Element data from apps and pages
----

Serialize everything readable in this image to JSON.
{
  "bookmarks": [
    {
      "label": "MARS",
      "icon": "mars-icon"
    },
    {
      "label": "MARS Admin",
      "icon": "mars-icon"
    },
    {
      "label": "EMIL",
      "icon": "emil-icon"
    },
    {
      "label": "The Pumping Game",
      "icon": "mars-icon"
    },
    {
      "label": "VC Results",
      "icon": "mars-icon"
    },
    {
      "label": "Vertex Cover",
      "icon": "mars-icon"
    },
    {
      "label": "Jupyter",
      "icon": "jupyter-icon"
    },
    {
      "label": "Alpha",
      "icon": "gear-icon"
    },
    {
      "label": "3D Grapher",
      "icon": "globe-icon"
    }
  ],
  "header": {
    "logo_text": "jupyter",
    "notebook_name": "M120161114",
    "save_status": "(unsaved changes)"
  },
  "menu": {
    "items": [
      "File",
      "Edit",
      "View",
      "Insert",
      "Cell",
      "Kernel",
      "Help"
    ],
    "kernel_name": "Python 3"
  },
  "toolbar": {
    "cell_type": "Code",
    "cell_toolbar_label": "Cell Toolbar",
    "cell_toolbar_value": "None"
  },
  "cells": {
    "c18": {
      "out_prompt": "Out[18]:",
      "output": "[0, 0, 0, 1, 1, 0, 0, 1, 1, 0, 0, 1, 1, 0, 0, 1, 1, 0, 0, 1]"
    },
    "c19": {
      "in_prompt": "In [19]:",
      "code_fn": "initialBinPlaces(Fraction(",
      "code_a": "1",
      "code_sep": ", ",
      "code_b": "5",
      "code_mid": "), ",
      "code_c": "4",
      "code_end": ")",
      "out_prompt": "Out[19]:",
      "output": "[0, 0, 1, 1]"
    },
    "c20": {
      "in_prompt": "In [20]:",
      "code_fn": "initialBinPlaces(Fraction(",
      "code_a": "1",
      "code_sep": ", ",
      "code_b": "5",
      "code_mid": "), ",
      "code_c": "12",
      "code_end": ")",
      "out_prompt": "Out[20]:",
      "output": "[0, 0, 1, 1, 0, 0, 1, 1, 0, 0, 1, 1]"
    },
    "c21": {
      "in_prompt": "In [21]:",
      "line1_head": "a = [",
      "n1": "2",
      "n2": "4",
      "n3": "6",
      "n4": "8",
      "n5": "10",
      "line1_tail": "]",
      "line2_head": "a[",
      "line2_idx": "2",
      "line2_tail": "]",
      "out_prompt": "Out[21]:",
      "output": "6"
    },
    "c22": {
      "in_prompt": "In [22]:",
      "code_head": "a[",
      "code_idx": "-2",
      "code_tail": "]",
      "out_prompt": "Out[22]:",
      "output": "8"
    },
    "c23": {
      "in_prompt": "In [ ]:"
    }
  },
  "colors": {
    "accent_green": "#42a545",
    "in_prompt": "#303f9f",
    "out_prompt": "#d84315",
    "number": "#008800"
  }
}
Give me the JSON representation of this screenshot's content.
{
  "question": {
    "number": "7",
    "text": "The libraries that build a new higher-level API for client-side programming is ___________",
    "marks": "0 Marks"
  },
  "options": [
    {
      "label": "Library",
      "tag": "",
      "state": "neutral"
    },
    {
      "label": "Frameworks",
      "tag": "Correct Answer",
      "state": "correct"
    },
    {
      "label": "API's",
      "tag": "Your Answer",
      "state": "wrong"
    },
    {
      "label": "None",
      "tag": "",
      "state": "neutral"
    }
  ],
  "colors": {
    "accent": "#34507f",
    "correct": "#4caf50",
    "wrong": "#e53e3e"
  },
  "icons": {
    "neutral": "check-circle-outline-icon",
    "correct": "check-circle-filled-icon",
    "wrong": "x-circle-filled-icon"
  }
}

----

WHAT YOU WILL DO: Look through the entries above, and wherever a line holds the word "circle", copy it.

ANSWER BELOW:
    "neutral": "check-circle-outline-icon",
    "correct": "check-circle-filled-icon",
    "wrong": "x-circle-filled-icon"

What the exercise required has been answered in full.